The 2018 Outdoor Retailer + Snow Show marked e.dye® Waterless Color System™ second appearance at the the largest U.S. trade show for the outdoor industry. Held in Denver, CO for the first time, more than 29,000 attendees swarmed over a half million square feet of exhibit space looking for the next game changing brand.
Winding through the registration area to get official show badges, representatives of more than 1,000 brands passed an eye-catching display with a provocative headline, “Color is Thirsty.” Below the headline, hundreds of cones wrapped with a rainbow of colorful synthetic yarns hinted at an unmatched ability to create specific colors brands demand to differentiate their products from competitors.
Over the four day show, e.dye’s booth was filled with product managers, apparel designers and supply chain executives. After warm introductions, conversations often started with “tell me more.”

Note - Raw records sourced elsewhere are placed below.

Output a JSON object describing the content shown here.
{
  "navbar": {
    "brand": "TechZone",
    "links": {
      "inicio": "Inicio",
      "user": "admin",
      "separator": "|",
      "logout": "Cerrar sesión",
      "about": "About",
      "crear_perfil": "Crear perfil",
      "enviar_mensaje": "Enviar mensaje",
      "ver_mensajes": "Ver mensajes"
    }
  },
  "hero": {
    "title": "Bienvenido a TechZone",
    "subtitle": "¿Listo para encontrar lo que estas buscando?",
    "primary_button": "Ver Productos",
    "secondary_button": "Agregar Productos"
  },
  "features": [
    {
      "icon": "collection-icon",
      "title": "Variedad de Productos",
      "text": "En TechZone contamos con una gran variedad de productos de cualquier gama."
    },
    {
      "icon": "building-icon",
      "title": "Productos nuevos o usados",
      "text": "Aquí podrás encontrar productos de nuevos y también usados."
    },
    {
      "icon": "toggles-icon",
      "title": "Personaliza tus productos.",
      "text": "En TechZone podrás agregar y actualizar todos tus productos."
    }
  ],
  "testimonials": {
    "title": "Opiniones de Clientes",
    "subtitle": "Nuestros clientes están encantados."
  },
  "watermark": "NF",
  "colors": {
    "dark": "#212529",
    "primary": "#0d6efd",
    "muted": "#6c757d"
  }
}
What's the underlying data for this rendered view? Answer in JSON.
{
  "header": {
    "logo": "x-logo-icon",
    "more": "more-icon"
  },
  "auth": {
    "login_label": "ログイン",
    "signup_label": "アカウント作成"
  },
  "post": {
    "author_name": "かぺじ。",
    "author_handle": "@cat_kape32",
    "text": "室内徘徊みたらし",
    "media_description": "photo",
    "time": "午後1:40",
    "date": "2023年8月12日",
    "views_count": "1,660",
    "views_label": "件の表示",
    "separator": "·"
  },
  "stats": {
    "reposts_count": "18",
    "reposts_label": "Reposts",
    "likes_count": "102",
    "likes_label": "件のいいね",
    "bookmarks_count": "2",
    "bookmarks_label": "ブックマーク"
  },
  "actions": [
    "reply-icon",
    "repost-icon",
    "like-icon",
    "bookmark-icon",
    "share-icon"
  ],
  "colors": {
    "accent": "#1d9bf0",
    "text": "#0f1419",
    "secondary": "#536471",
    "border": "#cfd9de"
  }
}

Most visitors arrived with a combination of curiosity and skepticism. Finding a way to dye technical yarns without creating toxic polluted wastewater has challenged the textile industry for years.
The e.dye® Waterless Color System™ uses a process known as solution dying. By adding the color before the polymers are extruded the color is inside the yarn. Since the color is inside the yard in contrast to outside the yarn with traditional water-dye process the color is permanent. The colors won’t fade or bleed.
With concerns about the environmental sustainability on the minds of brand managers, retailers and outdoor enthusiasts, e.dye’s process uses 75 percent less water than traditional methods.
Saving water is just one of the benefits of e.dye® Waterless Color System™. Using mathematically derived color formulas, e.dye offers more than 5,000 unique vibrant colors. The system can produce the exact color time after time – from color approvals, to prototypes, through salesman samples and from one bulk order to the next.
The booth’s searchable color library drew crowds throughout the show. Original perceptions of skepticism and curiosity were replaced with polite but insistent demands, “Show me more, please.”